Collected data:
◇ ◇ ◇ ◇ ◇

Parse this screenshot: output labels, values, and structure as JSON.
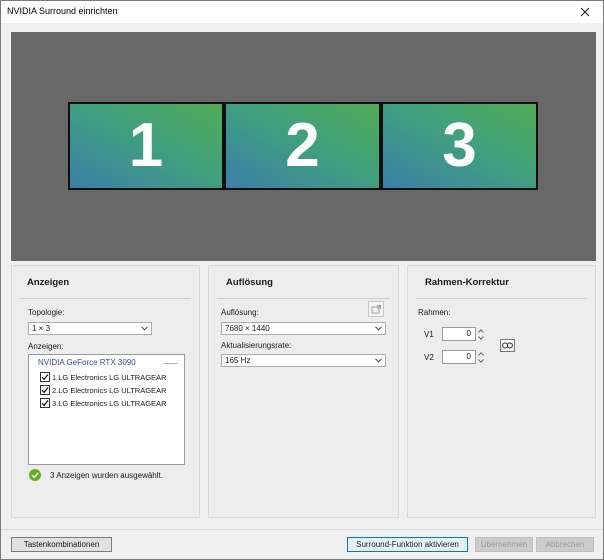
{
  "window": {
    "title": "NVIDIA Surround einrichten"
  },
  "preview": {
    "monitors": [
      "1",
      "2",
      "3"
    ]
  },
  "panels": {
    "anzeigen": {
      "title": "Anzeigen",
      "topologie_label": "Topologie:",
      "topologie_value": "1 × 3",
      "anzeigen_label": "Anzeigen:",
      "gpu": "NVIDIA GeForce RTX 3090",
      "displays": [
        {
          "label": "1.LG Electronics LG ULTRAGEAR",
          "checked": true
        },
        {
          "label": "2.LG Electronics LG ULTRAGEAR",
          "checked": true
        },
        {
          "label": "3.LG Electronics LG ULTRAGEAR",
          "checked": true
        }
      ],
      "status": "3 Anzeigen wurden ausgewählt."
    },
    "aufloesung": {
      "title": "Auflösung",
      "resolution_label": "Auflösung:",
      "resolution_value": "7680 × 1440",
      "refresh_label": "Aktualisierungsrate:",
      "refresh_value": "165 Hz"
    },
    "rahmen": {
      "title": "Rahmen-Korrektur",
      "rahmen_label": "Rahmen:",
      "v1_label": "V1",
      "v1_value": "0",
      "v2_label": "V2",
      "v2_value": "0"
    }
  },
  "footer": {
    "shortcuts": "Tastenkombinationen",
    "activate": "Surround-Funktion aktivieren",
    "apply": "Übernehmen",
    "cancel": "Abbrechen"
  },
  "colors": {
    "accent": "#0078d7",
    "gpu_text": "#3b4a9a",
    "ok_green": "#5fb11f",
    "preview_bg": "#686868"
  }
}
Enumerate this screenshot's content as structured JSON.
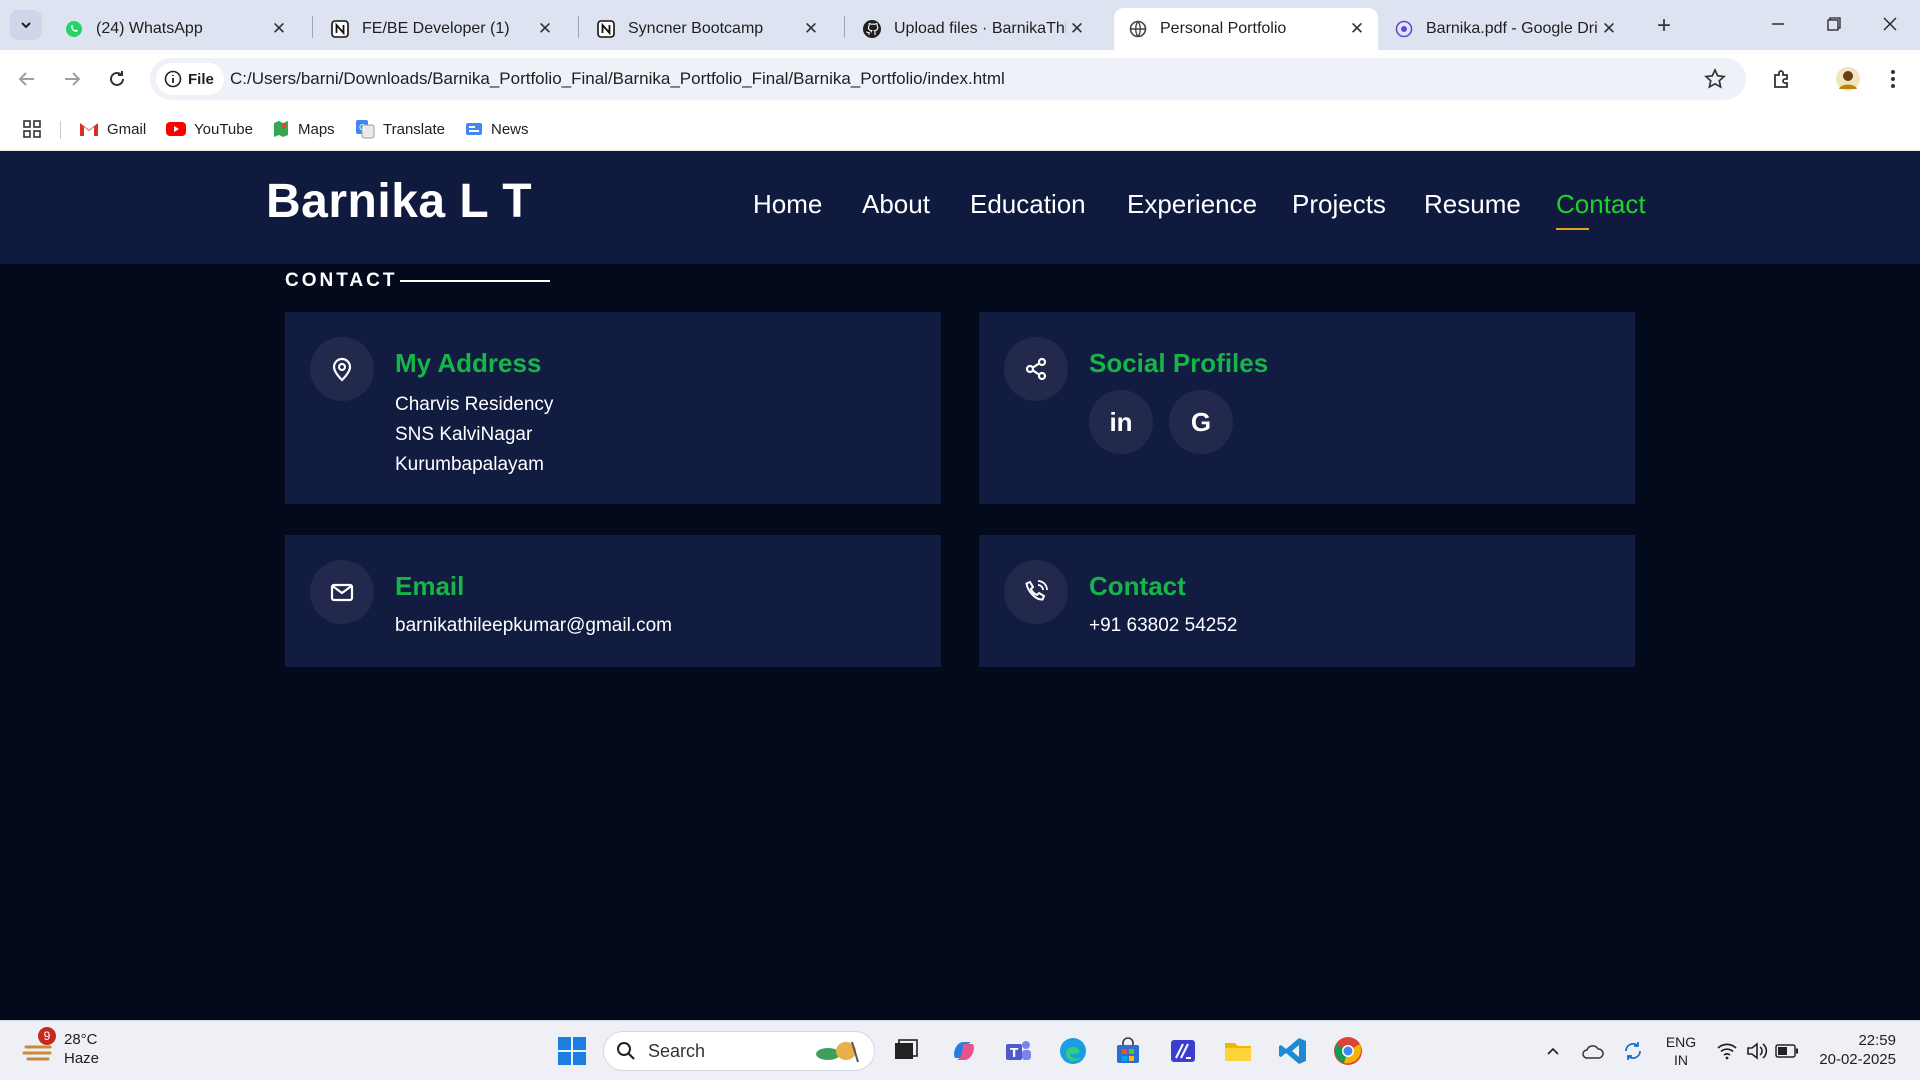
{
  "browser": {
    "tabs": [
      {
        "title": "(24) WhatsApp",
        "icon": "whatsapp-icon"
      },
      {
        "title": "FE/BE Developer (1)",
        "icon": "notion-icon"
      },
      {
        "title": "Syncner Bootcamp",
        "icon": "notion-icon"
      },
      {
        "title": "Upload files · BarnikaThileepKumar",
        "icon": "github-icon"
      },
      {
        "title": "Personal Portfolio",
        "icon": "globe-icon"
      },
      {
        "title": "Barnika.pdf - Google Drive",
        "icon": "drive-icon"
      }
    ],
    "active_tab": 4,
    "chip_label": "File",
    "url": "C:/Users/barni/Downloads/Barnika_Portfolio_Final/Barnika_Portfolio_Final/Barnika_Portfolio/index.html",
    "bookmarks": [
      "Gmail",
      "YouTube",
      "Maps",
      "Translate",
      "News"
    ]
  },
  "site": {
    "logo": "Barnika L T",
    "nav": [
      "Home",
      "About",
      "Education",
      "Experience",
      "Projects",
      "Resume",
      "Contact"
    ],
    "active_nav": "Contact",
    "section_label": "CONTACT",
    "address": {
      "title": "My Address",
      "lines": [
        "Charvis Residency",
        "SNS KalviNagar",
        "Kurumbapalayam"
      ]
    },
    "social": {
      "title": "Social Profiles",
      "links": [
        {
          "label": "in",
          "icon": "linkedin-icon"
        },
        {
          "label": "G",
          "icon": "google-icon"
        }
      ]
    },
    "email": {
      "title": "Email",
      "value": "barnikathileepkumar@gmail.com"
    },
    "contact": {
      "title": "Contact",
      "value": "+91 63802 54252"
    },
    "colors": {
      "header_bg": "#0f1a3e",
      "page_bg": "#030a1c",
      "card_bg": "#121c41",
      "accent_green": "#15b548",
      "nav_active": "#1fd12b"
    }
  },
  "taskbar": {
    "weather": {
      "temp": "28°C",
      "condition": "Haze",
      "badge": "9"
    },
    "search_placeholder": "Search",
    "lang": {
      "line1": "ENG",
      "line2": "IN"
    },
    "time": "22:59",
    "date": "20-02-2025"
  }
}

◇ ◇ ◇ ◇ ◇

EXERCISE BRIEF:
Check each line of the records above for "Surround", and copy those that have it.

SOLUTION TO THE EXERCISE:
    "title": "NVIDIA Surround einrichten"
    "activate": "Surround-Funktion aktivieren",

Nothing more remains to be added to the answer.